by Martin Field
The kind folk at Granite Belt Wine and Tourism invited us to look around the Granite Belt wine region. ‘Take the scenic route to the Granite Belt,’ they said. We did, it was mid-summer, and on the five-hour drive from Noosa the scenic route was off, it rained all the way. In Stanthorpe, it was about fifteen degrees. Luckily, log fires were commonplace and we were happy to find one in our B&B at Heather’s Cottage.
The coolish weather was due no doubt to the Granite Belt’s elevation, some 1,000 metres above sea level – making it the only Queensland region with four seasons. The altitude has created a grape growing climate similar to that of South Australia’s Clare Valley and has made the area unarguably Queensland’s premium wine region.
We couldn’t visit all of the 60 or so cellar doors but on a madcap two-day trip, we grazed on a fine selection of regional wines and tucker. Here are some of the highlights.
At Summit Estate, Argentinean winemaker Paola Cabezas, poured me a barrel sample of her 2007 petit verdot. An inky dark drop with concentrated fruit and a very firm finish. John Handy, winemaker at Heritage Estate had an impressive 2008 reserve chardonnay: a big, dry, perfumed style showing musk and apricot nectar.
At Whiskey Gully Wines, I tucked into a gourmet pizza and salivated over owner John Arlidge’s baker’s dozen of vintage guitars adorning the walls: Martins, Gibsons, Nationals and more.
Jim Barnes of Hidden Creek showed me a still very youthful 2005 chardonnay, with a lemon and peachy nose and a hint of toasted oak. At Robert Channon Wines, the standout was a superb 2008 verdelho – with a distinctly limey nose and a palate like a freshly cut dish of lychees and grapefruit.
We then headed off to the Granite Belt’s major olive producer, Mt Stirling Olives, where owner Jim Miller fed us a range of spiced and herbed olives and a slurp or two of his green and grassy extra virgin olive oil.
As we continued our sippin’ and spittin’ tour of Granite Belt wines, the vintage and the apple harvest were in full swing. Backpacking pickers were everywhere and the vines were mostly netted to prevent birds joining the fruit gathering.
As you tour the wineries, you can’t miss seeing Sirromet vineyards all over the place.
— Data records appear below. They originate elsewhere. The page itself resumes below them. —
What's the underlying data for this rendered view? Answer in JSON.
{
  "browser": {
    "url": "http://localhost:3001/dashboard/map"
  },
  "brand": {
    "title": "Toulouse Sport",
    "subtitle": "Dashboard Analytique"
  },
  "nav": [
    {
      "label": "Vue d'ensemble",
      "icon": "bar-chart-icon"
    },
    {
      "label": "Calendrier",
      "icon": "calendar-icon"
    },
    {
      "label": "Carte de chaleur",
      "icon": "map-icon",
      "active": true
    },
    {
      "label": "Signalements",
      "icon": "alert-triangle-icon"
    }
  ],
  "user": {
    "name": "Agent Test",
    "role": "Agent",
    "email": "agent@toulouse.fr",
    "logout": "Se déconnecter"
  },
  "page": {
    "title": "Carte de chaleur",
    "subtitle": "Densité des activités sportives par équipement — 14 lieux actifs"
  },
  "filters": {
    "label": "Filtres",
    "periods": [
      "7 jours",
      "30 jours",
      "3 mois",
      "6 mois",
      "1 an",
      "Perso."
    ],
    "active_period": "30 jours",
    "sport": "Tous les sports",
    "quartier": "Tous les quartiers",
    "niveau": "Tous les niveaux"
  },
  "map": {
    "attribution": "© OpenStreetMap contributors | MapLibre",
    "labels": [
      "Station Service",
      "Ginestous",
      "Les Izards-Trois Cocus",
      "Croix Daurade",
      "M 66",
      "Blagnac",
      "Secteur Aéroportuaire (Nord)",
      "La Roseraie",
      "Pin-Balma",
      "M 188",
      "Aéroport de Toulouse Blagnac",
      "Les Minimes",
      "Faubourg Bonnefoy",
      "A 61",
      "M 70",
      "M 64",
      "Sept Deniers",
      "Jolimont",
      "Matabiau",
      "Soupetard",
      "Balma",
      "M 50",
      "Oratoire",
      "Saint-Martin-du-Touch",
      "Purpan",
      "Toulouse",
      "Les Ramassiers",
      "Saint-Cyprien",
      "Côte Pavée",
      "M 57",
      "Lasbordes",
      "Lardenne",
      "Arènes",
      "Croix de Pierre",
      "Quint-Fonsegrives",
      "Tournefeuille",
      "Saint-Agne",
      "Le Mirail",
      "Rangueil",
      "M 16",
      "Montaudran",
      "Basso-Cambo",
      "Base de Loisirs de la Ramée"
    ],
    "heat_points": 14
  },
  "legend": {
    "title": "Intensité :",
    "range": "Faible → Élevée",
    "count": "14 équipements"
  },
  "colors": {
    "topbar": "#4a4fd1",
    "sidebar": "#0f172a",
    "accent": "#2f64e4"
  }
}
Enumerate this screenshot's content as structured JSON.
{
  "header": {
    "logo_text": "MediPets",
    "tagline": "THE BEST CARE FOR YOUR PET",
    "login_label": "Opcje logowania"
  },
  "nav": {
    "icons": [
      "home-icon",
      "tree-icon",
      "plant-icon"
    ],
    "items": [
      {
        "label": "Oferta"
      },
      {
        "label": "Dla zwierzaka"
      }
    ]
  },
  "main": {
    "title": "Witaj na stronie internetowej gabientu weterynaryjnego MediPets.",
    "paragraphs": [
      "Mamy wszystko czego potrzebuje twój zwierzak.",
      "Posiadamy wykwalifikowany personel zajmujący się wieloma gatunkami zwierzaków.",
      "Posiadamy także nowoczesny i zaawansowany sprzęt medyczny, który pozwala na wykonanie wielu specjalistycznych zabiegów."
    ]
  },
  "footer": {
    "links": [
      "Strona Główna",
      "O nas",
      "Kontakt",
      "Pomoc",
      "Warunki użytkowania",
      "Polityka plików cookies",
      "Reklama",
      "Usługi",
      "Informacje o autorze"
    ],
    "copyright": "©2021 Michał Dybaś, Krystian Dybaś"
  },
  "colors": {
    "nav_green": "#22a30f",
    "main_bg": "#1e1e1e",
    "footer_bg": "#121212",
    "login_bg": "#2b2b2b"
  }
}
Sirromet has the largest plantings in the region – but no local outlet. Their current strategy is to feature cellar door and restaurant facilities at Mt Cotton, much nearer to Brisbane and Gold Coast punters. Some locals, we noticed, have a touch of the Hyacinth Bucket – “Boo–Kay!” – about them. They spin up the name Sirromet to Sirromay – as if there’s a French derivation in there somewhere. Hardly likely, it’s simply the owner’s name – T.E. Morris – spelt backwards.
At the Shiraz Restaurant in Ballandean, we sampled local wines by the glass as I tucked into an entrée composed of grilled Turkish bread, extra virgin olive oil, and tangy macadamia dukka. For the main, I enjoyed a creamy dish of ravioli stuffed with mushrooms, pine nuts and fetta.
At the next winery, Tobin Wines, the 2008 Jacob Tempranillo was first class: a sweet tobacco pouch nose leading to a dryish palate of cherries and leather.
Golden Grove Estate has been making wine in the region for decades. Grace Costanzo related that in the early days her family would send bulk wines by rail to Italian canecutters in northern Queensland. I was taken with their 2007 durif, a nearly opaque, gutsy number, full of dark cherry essence and thick, chewy tannins.
Along with its many wineries, Stanthorpe boasts the Queensland College of Wine Tourism. This is a world-class facility where high school, TAFE, and university students study winemaking, tourism and hospitality. They have their own vineyard and a smart 60-seat training bistro, which also serves wines made by the students.
Last call was lunch at the rustic Sutton’s Cidery, where Dave Sutton showed us his lip-smacking dry cider and a superior apple brandy he’d distilled from cider and aged in small oak.
Wine quality and Queensland verdelho
Like most wine drinkers who’ve grown up on wine from the southern states, my experience with Queensland wines has been very limited. The more Queensland wines I taste the more I believe that if there is any variety particularly suited to this and other Queensland regions it is verdelho. I’m happy to report that the general quality of Granite belt wines at most price brackets is comparable with wines from the more familiar regions.